Social media platforms force users to think and write in bit-like form, with acronyms substituting for sentences and emoticons substituting for the expression of feelings. We are learning–some of us more quickly than others–to adapt to a computer-dictated form of communication. Sherry Turkle (M.I.T.) has noted that a fluency with texting and tweeting is commonly correlated with a dearth of skills in face-to-face interactions. We’re noting, in addition, what social media addiction is doing to written communication: specifically, it’s eroding the traditional divide between speaking and writing.
The philosopher Karl Popper believed that modern human society exists not because of oral communication, but as a result of the invention of writing. Writing allows thoughts, as products of mind, to be concretized, shared, critiqued, and improved by others who thereby advance the ability of humans to gain knowledge of their environment and create tools that enable us to stay healthier, and live longer and, hopefully, more productive lives. Writing exponentially increases the memory capacity of human culture. Oral conversational communication, by contrast, remains immediate and shallow with limited memory capacity. It perpetuates untested mythologies, emotional reactions to environmental challenges, and the repetition of non-adaptive social behavior.
Oral conversational communication, by contrast, perpetuates untested mythologies, emotional reactions to environmental challenges, and the repetition of non-adaptive social behavior.

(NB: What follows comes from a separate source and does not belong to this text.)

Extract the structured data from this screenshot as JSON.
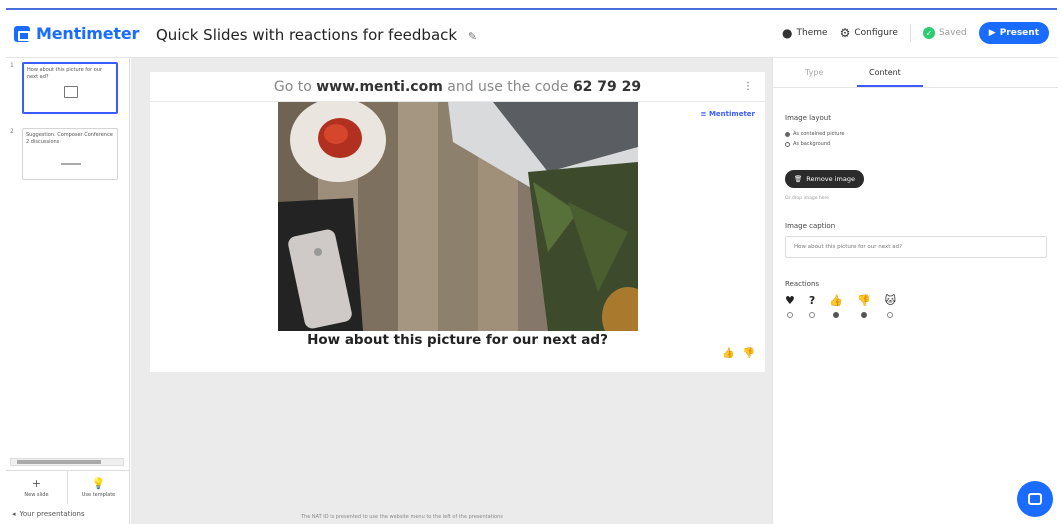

Originally, human social groups were small. Verbal communication was immediate, intimate, and essentially conversational. You recognized the faces of those in your social group and remembered your experiences with the person behind the face. Social communication had an adaptive purpose. With the advent of writing came a new form of social communication among the highly literate: plays, poems, written tracts, novels, and personal letters formed social ties among members of this often geographically dispersed literate social group. Writing enabled communication of a form not available in informal face-to-face vocalization. Writing also ushered in the advent of a more formal kind of analytical thinking that was fundamentally different from conversation.
In the early days of writing, messages had to be carefully crafted and painstakingly delivered from one end of the literate world to another. The message had to be formulated with sufficient clarity to stand the test of the time it would take for the receiver to read the message. Its meaning was frozen in time. But once it had spanned the distance of countries or oceans, the message connected two minds via a single message; ideas were shared and plans were hatched. Those who could write had to think carefully and write well as they were the conveyors of important messages that had to get out of one mind, in one place and time, into another mind, in another place and time, perhaps months later. When the message was read, the time and distance between the two were erased: the effect was to close the distance between the two as their independent minds connected.
Fast forward to 21st century contemporary society. Our tech-enabled communication (e.g., via emails, tweets, and texts) has broken both the space and time barriers; tech-messages are sent and received instantaneously. We send a text from Paris and someone in New York smiles. A movie star tweets about a new love interest and thousands of people immediately tweet in response. But ironically, our ability to communicate instantaneously with each other via our devices has caused a regression in our language skills. Tech-driven communication has blurred the traditional divide between verbal and written communications so that young people write like they speak, and sometimes, lack the skills to do otherwise. Social media have seduced us into transforming the formal, thought-enhancing written form of communication into an impersonal form of oral communication.
We like to think of ourselves as exceptionally smart and even unique in the animal world because of our abstract thought and nuanced communication, especially the quintessentially human examples of creative writing, poetry, philosophy, and literature. None of these can be expressed in texts or tweets. And it would be stupid of us to carelessly lose those human specialties. A truly smart species should be able to utilize tech-communication appropriately, which means not letting it eclipse our hard-earned human skill of real writing. Let’s not let social media make us stupid.